Danny’s pays tribute to Venice history with a variety of interior features like cartoons, paintings, caricatures, photos of Venice in the 1920s and 30s, and a 15-foot-long antique gondola hanging from its ceiling.

 

 

 

 

 

 

 

 

 

 

 

 

 

 

By Richard Foss (Richard@RichardFoss.com)

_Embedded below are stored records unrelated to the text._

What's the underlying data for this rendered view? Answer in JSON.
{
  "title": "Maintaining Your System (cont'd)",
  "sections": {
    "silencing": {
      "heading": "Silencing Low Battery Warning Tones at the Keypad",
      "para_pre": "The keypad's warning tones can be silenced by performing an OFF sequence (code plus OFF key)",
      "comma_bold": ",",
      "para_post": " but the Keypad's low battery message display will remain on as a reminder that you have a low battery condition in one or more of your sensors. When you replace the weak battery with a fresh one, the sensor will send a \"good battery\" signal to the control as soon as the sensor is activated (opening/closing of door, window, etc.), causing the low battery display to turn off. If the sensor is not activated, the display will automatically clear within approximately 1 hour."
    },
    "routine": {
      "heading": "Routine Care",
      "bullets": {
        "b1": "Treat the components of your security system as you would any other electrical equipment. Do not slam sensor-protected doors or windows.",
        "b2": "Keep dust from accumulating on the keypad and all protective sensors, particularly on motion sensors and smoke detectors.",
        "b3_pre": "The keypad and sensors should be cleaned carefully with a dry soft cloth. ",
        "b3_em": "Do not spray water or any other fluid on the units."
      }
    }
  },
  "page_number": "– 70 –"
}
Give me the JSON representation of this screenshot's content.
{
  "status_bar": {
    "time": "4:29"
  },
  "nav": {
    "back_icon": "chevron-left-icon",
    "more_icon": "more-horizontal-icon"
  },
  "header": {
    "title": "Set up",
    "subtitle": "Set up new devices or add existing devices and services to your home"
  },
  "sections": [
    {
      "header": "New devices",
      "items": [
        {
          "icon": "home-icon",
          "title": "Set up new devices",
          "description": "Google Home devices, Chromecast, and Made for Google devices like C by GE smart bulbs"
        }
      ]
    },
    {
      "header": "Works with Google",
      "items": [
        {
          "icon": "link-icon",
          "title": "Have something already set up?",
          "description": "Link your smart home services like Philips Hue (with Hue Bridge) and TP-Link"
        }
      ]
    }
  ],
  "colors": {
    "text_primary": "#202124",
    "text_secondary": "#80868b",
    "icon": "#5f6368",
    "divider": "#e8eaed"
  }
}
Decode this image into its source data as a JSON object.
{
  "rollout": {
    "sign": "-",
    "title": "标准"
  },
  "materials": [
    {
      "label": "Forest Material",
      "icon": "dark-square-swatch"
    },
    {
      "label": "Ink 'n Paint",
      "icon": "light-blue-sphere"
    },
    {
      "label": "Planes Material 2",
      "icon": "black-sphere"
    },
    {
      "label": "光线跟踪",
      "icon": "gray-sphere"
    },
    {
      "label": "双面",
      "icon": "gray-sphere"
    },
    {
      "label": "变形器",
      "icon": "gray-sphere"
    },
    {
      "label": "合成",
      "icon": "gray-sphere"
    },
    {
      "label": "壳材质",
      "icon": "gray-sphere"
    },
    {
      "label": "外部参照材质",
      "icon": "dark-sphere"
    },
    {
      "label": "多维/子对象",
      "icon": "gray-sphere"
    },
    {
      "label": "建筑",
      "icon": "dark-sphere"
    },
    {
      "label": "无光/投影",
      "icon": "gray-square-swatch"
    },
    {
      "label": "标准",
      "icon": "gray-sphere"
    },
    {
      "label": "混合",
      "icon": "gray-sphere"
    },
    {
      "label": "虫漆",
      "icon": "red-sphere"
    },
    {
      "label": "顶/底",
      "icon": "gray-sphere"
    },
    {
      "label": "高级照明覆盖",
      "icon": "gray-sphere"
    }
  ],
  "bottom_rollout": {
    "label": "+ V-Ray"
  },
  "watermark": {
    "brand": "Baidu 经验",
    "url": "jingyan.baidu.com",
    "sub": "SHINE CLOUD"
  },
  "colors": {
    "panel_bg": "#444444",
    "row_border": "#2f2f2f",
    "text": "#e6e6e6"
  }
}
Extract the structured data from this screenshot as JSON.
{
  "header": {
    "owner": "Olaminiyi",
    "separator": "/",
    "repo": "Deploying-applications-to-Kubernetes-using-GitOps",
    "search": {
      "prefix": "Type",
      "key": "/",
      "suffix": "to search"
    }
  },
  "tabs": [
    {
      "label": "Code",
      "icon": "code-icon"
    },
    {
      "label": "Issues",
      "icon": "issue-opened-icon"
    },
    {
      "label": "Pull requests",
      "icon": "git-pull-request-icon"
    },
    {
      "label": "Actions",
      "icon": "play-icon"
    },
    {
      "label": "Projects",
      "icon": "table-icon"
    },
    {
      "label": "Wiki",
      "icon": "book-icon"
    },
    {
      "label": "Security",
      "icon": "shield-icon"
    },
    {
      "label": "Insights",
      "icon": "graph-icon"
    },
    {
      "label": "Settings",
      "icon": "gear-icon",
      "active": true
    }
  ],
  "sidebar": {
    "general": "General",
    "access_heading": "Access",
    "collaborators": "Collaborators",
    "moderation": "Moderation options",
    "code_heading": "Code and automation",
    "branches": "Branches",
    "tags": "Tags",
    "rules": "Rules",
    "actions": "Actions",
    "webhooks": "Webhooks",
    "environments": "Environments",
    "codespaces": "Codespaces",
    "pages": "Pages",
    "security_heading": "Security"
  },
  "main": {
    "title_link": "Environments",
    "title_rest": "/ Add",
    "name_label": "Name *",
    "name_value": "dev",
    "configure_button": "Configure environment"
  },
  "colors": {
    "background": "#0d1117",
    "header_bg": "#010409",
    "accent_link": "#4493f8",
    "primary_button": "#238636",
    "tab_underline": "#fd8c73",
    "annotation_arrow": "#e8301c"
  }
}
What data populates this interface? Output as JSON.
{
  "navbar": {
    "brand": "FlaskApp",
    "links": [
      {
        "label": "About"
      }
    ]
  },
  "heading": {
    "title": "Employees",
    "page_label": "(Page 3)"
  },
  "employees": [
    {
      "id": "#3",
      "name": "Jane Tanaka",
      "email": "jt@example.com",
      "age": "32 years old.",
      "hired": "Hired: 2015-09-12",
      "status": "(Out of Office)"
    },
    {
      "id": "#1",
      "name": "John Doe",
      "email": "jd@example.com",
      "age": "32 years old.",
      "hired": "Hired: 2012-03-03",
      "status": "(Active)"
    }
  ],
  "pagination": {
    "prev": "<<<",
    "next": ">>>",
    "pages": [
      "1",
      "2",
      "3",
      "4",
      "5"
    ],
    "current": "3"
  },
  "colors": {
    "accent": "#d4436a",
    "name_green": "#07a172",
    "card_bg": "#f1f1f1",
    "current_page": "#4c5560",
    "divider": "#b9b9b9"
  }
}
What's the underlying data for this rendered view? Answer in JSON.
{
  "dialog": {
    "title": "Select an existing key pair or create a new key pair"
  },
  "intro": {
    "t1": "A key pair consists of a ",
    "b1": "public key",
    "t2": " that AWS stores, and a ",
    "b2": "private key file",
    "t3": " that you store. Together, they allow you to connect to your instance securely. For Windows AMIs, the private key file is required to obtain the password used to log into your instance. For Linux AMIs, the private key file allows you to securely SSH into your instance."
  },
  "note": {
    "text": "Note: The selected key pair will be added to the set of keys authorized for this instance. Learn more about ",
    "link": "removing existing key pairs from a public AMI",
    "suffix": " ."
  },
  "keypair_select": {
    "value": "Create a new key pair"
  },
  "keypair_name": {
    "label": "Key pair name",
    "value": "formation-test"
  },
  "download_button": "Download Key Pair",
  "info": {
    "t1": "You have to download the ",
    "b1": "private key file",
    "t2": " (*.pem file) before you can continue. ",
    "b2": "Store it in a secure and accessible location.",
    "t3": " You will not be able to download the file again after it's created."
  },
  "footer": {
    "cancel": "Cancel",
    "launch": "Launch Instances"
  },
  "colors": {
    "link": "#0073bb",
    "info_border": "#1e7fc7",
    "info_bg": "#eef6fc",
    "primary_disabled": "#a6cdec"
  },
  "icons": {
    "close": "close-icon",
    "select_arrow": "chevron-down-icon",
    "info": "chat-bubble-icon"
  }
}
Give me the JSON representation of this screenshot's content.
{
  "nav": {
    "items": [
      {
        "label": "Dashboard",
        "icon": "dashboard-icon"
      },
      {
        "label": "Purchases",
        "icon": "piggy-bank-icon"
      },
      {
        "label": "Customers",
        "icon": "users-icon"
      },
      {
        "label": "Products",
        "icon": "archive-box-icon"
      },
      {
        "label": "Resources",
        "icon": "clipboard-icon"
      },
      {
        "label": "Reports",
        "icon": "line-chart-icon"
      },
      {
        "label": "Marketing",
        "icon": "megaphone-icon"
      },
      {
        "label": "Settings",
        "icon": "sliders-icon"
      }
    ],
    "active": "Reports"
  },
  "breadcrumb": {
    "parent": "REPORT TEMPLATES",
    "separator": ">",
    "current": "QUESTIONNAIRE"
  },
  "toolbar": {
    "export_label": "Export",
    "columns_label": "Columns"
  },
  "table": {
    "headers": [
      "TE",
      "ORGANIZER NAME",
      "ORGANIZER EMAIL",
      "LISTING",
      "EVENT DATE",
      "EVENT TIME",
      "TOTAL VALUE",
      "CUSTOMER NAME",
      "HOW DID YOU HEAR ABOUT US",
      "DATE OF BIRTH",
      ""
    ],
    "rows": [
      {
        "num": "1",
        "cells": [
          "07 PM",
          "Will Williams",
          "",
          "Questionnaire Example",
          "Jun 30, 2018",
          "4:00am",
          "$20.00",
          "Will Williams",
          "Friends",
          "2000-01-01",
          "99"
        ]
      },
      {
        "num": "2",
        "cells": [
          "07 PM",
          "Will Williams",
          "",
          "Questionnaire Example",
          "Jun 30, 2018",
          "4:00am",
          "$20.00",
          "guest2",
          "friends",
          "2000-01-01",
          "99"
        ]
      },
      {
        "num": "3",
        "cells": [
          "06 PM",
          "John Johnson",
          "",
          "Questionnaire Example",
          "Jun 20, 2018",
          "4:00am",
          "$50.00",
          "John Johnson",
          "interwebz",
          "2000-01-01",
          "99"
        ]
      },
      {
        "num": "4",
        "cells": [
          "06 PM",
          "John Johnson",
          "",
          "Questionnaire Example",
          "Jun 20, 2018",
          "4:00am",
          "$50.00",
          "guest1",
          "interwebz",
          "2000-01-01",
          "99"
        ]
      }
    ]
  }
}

Some people have visited Danny’s multiple times and never noticed the full-size antique Venetian gondola hanging upside-down from the ceiling. It’s not just that they don’t happen to gaze at ceilings much for fear of tripping over something, but because the fascinating visual chaos of this place makes it hard to process everything you’re seeing.
The walls are filled with cartoons, paintings, caricatures, and historic pictures of Venice in the 1920s and 30s. TVs flicker in several corners, and when we visited, a band played energetic jazz and torch songs onstage. It would be easy to miss a little thing like a 15-foot-long ornate boat hanging from the ceiling.
If this restaurant located on a colonnaded arcade on Windward Avenue in Venice decided to become a museum of local history, they’d already have a good start on their exhibits. I’m hoping they remain a restaurant, because becoming a museum might involve closing the bar and ceasing food service, and based on a recent visit they do those things remarkably well for a modestly priced place.
Danny’s may have started as a deli and still retains a few traditional items like matzah ball soup on the menu, but the focus now is more on burgers, bar food, and eclectica. When we visited, a helpful server named Danny – not the owner, he hastened to inform us – showed us to a table, took drink orders, and cheerfully volunteered his opinion of which items were best.
We started with a “Boardwalk Salad,” greens with strawberries, tomato, feta cheese, blackberries, and watermelon with a citrus vinaigrette. Combined fruit and vegetable salads have become popular lately because they’re delightful, with sweetness and tartness hitting just right, and this one was bountiful and nicely composed. We also tried the split pea soup, a classic deli item that was served with bagel chips. There is actually a lot of latitude for creativity in pea soup, some of which includes bacon, onion, barley, and other items, but this one was straightforward. It was a thick vegetarian version with a little chopped carrot and subtle seasoning – classic comfort food.
We paired this with lemonade, a chocolate shake, and a Goose Island Honkers ale from their very good beer list – the items by tap and bottle are well-chosen here, and even a serious beer snob will find something to like. The Honkers was good, but the Leffe Belgian ale that I tried next was even better, richly spicy and a great food beer.
I had hoped to continue with their Cajun buttermilk fried chicken, but some combination of technical difficulties made that impossible. My companions ordered their meals, a salmon burger and pulled pork sandwich, while I scanned the menu for a backup choice, and on a whim I decided on a flatiron steak. The salmon burger was tasty, a healthy slab of nicely cooked fish with the right amount of fixings to enhance but not overwhelm the spicing on the fish, and we appreciated the good kosher pickle and freshly made house potato chips that came with it.
We all liked the pulled pork even better – one of my companions lived in the South for many years and knows her pulled pork, and she proclaimed this particularly good for something made by “Yankees.” The sauce had the proper sweet and sour balance that comes from a generous shot of vinegar, with just a little spiciness on the finish. A pulled pork sandwich is always served with cole slaw, and this one was creamy and just a little sweet. She had chosen fries as a side, and they arrived fresh, crisp, and lightly salted, just as we like them.
My meal was unbalanced – the steak was surprisingly tender and tasty and served in a very good Cabernet sauce, but accompanied only by a gigantic mound of mashed potatoes. At $22 it was the most expensive thing on the menu – they might have cut back on the spuds and served a side of vegetables to make a better balanced and more attractive plate. It was an odd lapse in judgment from a kitchen that had otherwise been sensitive.
Dinner for three with beverages was $82 – not bad at all for the quality and quantity just steps from the beach. Danny’s offers a surprisingly good casual dining option with quirky décor and good service – a welcome surprise anywhere you find it.

Danny’s is at 23 Windward Ave. in Venice. Open 10 a.m. – midnight Su-Thu, 10 a.m. – 2 a.m. Fri/Sa. Street parking only, full bar, children OK. Website dannysvenice.com. 310-566-5610.

Share